I was unsuccessful.

But I think I’ve figured out the emotional component that made me want to attempt such a reaching kind of thing. It’s this: my grandmother never read anything I wrote. Because I’ve never really finished a draft that I was proud to show her, or the readers that surround me. I have the rough drafts and sketches and all that stuff we writers accumulate. I’ve shown these things to my fellow writers, but not to any readers.

Which, I’ve decided, is stupid.

What the hell am I doing this for if it isn’t for people to read the stories?

I’m over halfway there for my book-in-a-week. And I think it’s accomplished a multi-purpose emotional set of tasks:

1. I know that I can finish a rough draft relatively quickly – even quicker than a NaNo pace. So that has given me a sense of time…I have plenty of it to accomplish the telling of stories.

2. Writing is fun. Don’t focus on the publishing, people. If you’re focusing on the publishing and ‘business’ elements, you’re not writing anything anyone wants to read. I’m sorry, but that’s just the truth. If you just take the time to cut loose and enjoy yourself, you’ll accomplish a lot more and have more fun doing it.

3. Be willing to show the people you love what you’re up to. I’m sure a lot of you have read the Door Open/Door Closed section of Stephen King’s On Writing. He’s describing writing with the door closed and then, when the rough draft is finished there’s this offhand line: “it’s time to give up the goods.” I hadn’t thought much of that line – it seemed to me that he was saying “show it if you wanna show it.”

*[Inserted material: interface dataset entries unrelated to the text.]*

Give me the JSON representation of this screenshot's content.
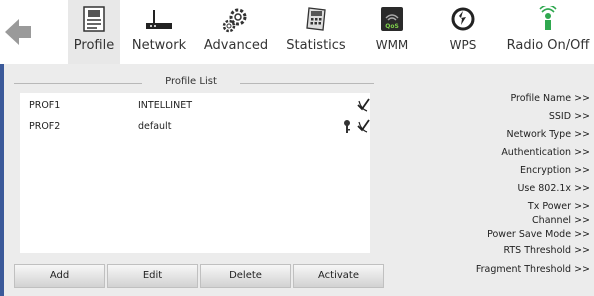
{
  "toolbar": {
    "items": [
      {
        "label": "Profile",
        "icon": "profile-icon"
      },
      {
        "label": "Network",
        "icon": "network-icon"
      },
      {
        "label": "Advanced",
        "icon": "advanced-gear-icon"
      },
      {
        "label": "Statistics",
        "icon": "statistics-icon"
      },
      {
        "label": "WMM",
        "icon": "wmm-qos-icon"
      },
      {
        "label": "WPS",
        "icon": "wps-icon"
      },
      {
        "label": "Radio On/Off",
        "icon": "radio-icon"
      }
    ],
    "active": "Profile"
  },
  "profile_list": {
    "title": "Profile List",
    "rows": [
      {
        "name": "PROF1",
        "ssid": "INTELLINET",
        "active": true,
        "secured": false
      },
      {
        "name": "PROF2",
        "ssid": "default",
        "active": true,
        "secured": true
      }
    ]
  },
  "buttons": {
    "add": "Add",
    "edit": "Edit",
    "delete": "Delete",
    "activate": "Activate"
  },
  "details": {
    "labels": [
      "Profile Name >>",
      "SSID >>",
      "Network Type >>",
      "Authentication >>",
      "Encryption >>",
      "Use 802.1x >>",
      "Tx Power >>",
      "Channel >>",
      "Power Save Mode >>",
      "RTS Threshold >>",
      "Fragment Threshold >>"
    ]
  },
  "colors": {
    "left_bar": "#3c5a9a",
    "panel_bg": "#ececec",
    "back_arrow": "#9a9a9a"
  }
}
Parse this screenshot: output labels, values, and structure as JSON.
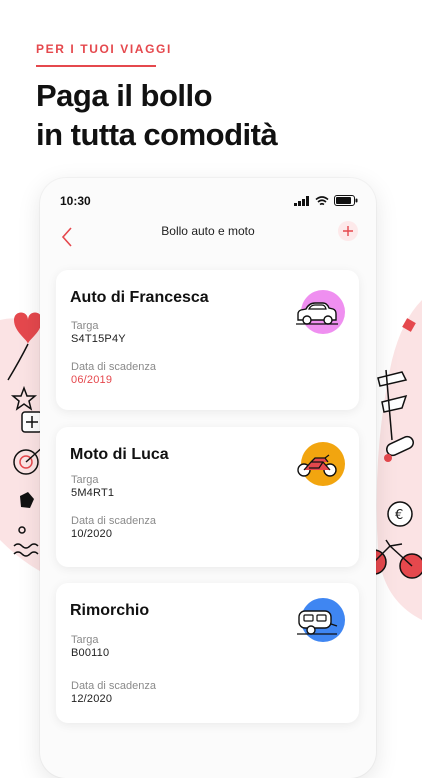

But what it really means is: Give up the goods.

(Profound, I know.)

Yes, there’s editing to do. Yes, you’re gonna change things. But the people that love you and surround you want to see some evidence of what you’ve been up to. Some of them actually want to read it and give you encouragement/advice/their opinion. Don’t spoil it for them.  
***If they actually read it you also get the added bonus of having something to discuss with them – what they think, what they dislike, what they were impressed by, and what they wished they didn’t know about you.***

4. Palate cleanser. I needed a break from the two humungous projects I’ve been working on. (One in a first draft bang-it-out state of affairs, and the other in a rewrite phase.) I’ve realized that I have a ton and half interesting ideas and that it’s okay to splurge and refresh every now and then. I don’t think I could’ve emotionally dealt with the two in-progress projects last week – I’ve placed too much on them intellectually and emotionally. A fuck-it-whatever piece was just what I needed to recollect myself.

That’s what I’ve learned this past week-and-half-or-so. What’ve you guys been up to?

P.S. In case you’re wondering – the novel is a steampunk romance mystery with Jack the Ripper. I think it might make an interesting series…we’ll see!